But the concept hasn’t gained traction to the extent predicted 20 years ago. Only 4 percent of public schools nationwide follow a year-round schedule.
Year-round school is also heralded as a way to prevent teacher burnout, by giving them periodic breaks during the year. But Mancini has found the opposite to be true. She has trouble getting teachers to actually take a break during the intermittent two-week vacations every nine weeks. By the time they wrap up grading and other loose ends when one quarter is over, they shift right into planning for the next nine-week session.
“They are always there,” Mancini said.
The shorter summer break likewise doesn’t allow enough transition time for teachers. As soon as they wrap up one school year, they are already trying to prep their classes for the start of the new year in mid-July.
“Teachers are pretty fanatical of course about how their classrooms look and they want them to be just amazing,” Mancini said. “Turning around a school building is a lot of work. In order to get the building ready for teachers, custodians would come in to work at 2 a.m.”
Teachers at Meadowbrook also miss out on summer workshops because school is back in session.
This summer, two teachers plan to attend the International Literacy Association conference with Mancini in Boston, which they couldn’t have done before.

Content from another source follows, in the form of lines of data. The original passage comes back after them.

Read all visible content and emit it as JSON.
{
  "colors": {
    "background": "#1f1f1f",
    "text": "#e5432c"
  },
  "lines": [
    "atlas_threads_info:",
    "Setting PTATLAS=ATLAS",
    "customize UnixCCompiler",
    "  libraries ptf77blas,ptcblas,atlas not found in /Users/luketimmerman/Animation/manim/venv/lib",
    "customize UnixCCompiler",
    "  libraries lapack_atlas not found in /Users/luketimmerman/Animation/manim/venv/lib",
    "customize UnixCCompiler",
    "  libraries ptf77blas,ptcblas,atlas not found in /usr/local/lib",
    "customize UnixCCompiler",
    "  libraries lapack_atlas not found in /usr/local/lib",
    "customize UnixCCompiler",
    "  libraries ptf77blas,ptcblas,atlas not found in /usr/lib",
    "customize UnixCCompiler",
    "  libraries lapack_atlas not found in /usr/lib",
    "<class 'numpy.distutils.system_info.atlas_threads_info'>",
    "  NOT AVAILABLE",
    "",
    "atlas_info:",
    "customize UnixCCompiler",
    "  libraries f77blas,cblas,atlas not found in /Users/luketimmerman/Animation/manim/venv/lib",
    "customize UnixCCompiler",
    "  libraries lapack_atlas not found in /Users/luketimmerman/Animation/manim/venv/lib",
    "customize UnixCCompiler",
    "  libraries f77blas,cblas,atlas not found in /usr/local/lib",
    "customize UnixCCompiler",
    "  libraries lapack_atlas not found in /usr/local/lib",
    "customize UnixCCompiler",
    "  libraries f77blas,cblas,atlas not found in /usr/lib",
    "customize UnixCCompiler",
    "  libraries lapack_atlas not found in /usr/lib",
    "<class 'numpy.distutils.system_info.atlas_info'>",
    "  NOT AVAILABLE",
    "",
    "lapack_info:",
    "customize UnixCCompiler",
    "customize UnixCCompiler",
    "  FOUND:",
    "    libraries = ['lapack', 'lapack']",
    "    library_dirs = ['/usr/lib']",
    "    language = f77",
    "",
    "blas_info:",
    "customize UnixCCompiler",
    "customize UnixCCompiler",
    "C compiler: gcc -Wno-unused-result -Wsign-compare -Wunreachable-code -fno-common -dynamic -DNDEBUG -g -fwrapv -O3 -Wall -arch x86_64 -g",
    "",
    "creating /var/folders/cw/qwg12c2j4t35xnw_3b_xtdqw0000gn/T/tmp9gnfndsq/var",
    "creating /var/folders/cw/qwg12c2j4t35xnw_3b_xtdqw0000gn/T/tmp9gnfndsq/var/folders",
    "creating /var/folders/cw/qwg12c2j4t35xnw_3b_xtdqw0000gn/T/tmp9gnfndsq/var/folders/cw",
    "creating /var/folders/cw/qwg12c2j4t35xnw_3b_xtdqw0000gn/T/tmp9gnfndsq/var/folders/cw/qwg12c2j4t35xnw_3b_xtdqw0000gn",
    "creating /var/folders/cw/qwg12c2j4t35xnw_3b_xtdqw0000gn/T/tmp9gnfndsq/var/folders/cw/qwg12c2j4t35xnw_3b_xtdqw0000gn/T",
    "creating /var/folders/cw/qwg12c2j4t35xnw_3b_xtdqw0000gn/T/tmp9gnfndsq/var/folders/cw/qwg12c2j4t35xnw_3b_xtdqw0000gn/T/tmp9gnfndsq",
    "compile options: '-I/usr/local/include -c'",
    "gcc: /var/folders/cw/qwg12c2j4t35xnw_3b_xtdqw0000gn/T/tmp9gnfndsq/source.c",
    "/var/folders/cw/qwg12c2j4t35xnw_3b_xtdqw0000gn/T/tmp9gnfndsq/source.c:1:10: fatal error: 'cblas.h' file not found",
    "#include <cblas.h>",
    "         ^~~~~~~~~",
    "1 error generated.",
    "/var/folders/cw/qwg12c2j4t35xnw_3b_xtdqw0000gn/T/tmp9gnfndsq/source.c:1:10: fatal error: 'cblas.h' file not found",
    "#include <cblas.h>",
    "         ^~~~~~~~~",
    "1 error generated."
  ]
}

They also miss countywide back-to-school workshops that the rest of the county’s teachers partake in.
“It is also really important to collaborate with teachers from other schools in the county,” Mancini said.
Meadowbrook’s year-round schedule poses a logistical challenge for parents with an older child in middle or high school in the county with a traditional calendar. Many of those who are against a change weren’t in that boat yet, Mancini said.
“Several parents hadn’t considered that. One mom said ‘If I had one going to Canton Middle and one here, I would vote differently,’” Mancini recounted.
Meadowbrook has 300 students. Because of its unique status — being the only year-round school in Haywood County — families can opt to attend Meadowbrook from anywhere in the county, even if they don’t live in Meadowbrook’s district.
Around 50 students currently fall in that category. Mancini said the number of students seeking waivers to attend Meadowbrook from other districts due to its year-round schedule seems to be less than it once was.
Without the draw of a year-round calendar, some families may switch schools, reverting to the school in their assigned district once Meadowbrook is no longer year-round.
However, some families who live in Meadowbrook’s district but don’t like the year-round schedule opt-out and attend another school elsewhere in the county. Mancini predicts any loss in students who leave once Meadowbrook is no longer year-round will be offset by those coming back to Meadowbrook once it’s on a traditional schedule.
Meadowbrook held two parent meetings this year to discuss the possibility of switching to a traditional school calendar. Neither was heavily attended.
One of the meetings in early January drew only 22 parents, some of whom strongly supported sticking with the year-round calendar.
But Mancini said after explaining the rationale behind the change, most understood.
“We explained that we aren’t here for us. We are here for these children, and we want to do what is best for them,” Mancini said. “We love these kids. I go home and worry about these kids. You wouldn’t be in this job if you didn’t want the best for children.”